Charlotte has decided how to spend $10 million in SouthPark. Here are the winners.

Charlotte has decided how to spend $10 million in SouthPark. Here are the winners.
This a city rendering of a planned three-mile "Cultural Loop" in the SouthPark area. (Source: City of Charlotte via The Charlotte Observer)

CHARLOTTE, NC (Steve Harrison/The Charlotte Observer) - After meeting with residents, Charlotte has unveiled its plans to spend $10 million to spruce up the SouthPark area, with a three-mile "Cultural Loop" as one of the winners.

The city's idea is to create a loop that connects some of the area's most visited areas: Piedmont Row, Morrison Regional Library and Phillips Place. The path would be more than a sidewalk or greenway, and would have some parks and plazas, as well as distinctive art.

The city will spend about $500,000 on the project initially, and it will need several million dollars to finish. The city wants private developers to help build it, either by allowing the loop to enter their property or to contribute signs, art or decorate bike racks.

City project manager Fran West said the loop could be an iconic project for SouthPark, just as the Rail Trail is for South End.

"We want it to be similar to the Rail Trail," she said. "But SouthPark is not South End. We need to come up with a distinct look and feel for what SouthPark is. We hope to do some really great creative engagement with the public."

It would be modeled after the Indianapolis Cultural Trail, an eight-mile downtown project that cost $63 million.

The city started with 45 ideas for the area. It has narrowed that list down to five projects, including the Cultural Loop.

The city has been meeting with the SouthPark Coalition, a newly formed group of business owners, about helping to pay for the projects. Coalition member Tracy Dodson, a senior vice president at Lincoln Harris, said earlier this year some large businesses would be willing to help.

The city announced this week that Dodson is joining the city next month as an assistant city manager overseeing economic development.

There are four other projects recommended for completion.

One is a $2.5 million sidewalk on Barclay Downs Drive, to give residents better access to Myers Park High.

The city also plans to spend $3 million improving eight intersections, on Fairview Road, Sharon Road and Morrison Boulevard.

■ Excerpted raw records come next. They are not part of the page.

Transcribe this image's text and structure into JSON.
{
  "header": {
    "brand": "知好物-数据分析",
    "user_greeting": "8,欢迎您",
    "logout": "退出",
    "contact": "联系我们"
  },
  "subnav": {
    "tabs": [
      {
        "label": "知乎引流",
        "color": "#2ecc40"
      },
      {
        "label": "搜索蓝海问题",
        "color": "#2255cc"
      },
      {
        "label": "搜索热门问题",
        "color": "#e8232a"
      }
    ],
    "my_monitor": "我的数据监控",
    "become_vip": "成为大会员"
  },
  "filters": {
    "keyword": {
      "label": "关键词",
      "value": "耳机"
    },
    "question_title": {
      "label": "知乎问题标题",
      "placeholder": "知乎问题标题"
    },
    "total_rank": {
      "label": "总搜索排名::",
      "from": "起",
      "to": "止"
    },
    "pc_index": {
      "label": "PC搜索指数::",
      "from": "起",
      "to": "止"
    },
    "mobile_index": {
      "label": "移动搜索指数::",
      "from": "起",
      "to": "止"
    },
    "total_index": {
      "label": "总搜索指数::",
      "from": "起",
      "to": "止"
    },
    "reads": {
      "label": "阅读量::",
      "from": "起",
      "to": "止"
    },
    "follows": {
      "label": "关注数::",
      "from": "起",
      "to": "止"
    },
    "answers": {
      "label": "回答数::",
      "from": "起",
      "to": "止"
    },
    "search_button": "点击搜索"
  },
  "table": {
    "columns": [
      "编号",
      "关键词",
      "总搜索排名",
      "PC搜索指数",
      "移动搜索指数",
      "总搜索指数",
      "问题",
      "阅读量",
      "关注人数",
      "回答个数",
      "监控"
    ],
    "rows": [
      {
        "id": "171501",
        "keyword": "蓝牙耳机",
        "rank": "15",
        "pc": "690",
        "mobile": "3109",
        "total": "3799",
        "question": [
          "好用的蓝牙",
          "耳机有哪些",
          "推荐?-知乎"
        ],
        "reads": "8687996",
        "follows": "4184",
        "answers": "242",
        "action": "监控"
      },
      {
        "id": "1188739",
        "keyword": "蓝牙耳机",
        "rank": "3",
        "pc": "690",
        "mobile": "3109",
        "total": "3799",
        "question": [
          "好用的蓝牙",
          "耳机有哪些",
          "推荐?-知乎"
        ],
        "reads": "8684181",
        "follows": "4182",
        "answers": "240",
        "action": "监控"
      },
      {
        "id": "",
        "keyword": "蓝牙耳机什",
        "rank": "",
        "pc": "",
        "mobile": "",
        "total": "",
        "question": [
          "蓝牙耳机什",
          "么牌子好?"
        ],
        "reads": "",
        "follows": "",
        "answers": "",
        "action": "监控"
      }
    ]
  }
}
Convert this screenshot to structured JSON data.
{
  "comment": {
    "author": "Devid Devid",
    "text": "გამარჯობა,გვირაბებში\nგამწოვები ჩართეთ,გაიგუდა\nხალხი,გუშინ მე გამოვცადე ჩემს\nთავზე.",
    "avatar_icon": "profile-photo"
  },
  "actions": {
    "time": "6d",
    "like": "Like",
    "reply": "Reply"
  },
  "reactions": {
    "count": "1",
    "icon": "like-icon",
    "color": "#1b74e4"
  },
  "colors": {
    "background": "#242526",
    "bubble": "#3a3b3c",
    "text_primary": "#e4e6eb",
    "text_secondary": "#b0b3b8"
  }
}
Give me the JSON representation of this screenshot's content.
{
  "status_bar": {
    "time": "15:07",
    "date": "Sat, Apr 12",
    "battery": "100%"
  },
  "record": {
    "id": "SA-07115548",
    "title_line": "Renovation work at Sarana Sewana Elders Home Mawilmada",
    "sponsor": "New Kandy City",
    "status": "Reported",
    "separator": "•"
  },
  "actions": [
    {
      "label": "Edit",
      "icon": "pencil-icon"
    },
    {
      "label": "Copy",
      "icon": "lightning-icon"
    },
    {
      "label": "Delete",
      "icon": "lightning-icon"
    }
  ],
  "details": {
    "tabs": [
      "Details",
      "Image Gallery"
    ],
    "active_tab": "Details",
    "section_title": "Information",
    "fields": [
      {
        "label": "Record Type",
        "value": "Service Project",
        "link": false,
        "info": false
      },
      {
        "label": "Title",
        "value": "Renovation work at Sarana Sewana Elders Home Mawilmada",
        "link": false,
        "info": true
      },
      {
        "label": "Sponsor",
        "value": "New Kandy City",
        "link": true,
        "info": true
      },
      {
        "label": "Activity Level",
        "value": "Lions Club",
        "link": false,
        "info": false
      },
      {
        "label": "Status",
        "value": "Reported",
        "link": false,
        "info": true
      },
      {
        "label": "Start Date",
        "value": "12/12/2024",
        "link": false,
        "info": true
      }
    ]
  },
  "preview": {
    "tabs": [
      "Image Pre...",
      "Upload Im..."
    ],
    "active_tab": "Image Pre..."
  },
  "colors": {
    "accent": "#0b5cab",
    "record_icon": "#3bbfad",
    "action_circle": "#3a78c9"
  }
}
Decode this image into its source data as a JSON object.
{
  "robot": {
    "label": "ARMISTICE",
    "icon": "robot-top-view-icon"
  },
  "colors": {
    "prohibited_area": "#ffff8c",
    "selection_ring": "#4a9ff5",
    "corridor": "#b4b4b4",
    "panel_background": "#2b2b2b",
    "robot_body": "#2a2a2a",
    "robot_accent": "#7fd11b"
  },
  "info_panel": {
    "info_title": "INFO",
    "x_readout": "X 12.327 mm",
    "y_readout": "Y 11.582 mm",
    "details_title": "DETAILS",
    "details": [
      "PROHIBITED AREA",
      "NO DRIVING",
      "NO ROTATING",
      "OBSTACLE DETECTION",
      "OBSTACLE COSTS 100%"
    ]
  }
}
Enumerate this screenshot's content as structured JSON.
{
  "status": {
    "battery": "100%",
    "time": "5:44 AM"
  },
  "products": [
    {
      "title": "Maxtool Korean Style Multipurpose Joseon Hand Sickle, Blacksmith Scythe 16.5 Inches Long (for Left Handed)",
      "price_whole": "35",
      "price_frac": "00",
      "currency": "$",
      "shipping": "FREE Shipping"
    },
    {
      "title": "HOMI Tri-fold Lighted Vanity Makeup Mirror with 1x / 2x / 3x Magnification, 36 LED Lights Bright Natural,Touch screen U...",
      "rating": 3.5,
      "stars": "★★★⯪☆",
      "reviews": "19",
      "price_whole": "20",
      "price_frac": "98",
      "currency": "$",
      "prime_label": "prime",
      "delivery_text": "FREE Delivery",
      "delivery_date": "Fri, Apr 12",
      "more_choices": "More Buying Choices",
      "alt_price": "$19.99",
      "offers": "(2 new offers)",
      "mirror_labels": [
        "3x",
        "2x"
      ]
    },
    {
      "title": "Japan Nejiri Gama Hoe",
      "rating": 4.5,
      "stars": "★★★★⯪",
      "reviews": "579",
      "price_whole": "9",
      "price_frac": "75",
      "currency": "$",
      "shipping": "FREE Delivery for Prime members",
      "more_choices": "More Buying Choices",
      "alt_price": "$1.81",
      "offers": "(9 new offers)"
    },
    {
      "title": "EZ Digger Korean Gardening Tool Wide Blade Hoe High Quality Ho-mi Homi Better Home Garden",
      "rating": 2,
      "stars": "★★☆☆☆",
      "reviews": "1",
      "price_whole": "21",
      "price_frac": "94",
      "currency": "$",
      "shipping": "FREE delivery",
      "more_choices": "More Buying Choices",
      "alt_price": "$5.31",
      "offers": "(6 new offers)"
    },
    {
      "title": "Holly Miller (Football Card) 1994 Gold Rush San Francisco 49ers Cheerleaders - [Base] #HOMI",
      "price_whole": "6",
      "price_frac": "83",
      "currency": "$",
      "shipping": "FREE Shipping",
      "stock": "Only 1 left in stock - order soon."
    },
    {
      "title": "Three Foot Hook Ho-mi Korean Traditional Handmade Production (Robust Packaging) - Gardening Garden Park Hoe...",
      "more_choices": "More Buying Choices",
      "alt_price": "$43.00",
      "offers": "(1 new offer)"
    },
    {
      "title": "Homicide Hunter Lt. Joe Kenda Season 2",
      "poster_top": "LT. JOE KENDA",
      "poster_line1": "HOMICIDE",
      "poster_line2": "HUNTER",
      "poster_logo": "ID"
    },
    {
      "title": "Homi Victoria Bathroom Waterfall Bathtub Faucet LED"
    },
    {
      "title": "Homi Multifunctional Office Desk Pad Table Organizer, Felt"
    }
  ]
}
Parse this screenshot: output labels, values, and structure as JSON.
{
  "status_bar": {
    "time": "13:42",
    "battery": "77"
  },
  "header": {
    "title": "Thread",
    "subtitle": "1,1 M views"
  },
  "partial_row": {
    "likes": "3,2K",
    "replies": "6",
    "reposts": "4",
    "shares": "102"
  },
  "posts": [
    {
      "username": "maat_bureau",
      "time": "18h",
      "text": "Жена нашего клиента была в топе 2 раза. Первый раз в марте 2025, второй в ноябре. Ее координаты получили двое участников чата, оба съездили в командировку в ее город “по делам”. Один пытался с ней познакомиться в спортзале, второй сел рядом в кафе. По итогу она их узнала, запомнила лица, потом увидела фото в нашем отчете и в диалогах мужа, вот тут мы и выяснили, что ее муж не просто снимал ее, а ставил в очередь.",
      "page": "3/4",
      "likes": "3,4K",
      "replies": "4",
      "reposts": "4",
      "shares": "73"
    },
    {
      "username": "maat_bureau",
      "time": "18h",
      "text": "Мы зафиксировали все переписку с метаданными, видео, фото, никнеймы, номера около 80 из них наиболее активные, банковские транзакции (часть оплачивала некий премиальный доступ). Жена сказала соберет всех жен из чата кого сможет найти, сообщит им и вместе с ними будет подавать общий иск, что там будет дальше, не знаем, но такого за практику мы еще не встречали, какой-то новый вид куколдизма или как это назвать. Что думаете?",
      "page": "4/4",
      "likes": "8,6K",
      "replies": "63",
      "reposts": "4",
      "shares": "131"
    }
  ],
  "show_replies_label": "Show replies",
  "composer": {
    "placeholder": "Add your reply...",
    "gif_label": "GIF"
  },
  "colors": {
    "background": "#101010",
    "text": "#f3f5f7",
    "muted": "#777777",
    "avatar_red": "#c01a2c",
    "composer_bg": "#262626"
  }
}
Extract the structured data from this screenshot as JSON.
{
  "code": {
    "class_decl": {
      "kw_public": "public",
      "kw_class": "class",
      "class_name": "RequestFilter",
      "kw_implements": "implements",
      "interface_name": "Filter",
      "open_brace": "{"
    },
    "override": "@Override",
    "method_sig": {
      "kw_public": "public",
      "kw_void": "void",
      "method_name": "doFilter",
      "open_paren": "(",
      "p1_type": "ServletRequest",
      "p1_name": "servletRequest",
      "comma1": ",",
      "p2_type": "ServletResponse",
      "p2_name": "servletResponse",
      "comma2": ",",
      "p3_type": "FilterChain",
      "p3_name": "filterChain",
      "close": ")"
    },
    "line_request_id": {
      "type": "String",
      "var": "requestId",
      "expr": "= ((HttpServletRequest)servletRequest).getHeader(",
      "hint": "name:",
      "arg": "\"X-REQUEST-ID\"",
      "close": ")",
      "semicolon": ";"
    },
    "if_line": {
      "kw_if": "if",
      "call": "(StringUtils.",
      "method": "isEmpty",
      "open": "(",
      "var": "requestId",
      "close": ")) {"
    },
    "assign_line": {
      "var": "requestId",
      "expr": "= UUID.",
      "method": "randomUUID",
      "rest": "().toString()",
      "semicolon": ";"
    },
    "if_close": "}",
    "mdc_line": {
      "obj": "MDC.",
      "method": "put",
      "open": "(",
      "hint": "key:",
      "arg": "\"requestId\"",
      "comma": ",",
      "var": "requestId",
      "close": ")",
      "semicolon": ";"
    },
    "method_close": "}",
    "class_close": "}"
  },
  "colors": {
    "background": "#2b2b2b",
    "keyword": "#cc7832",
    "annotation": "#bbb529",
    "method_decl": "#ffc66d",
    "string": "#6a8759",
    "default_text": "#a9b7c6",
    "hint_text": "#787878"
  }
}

West said the city wants to improve crosswalks, with a signature design that would be painted on the road or installed with special pavers. The city has done this uptown with a checkerboard crosswalk near the NASCAR Hall of Fame.

There are two other smaller projects.

One would provide new signs direct people from Barclay Downs Drive to the Briar Creek Greenway, along existing sidewalks. The other project is the Backlot Trail, which would connect Park South Drive to Park Road Park.

The $10 million for SouthPark is part of the city's $800 million capital plan that was approved by City Council in 2013.

As part of the capital plan, Prosperity Village and Whitehall/Arysley each received $30 million. Beatties Ford Road, West Trade and Rozzelles Ferry, and Central/Albemarle/Shamrock each received $20 million.

One project that didn't make the final list was the Fairview Trail, which would have run along Fairview Road from Colony Road to the 30-mile Cross Charlotte Trail that's under construction near Park Road Park.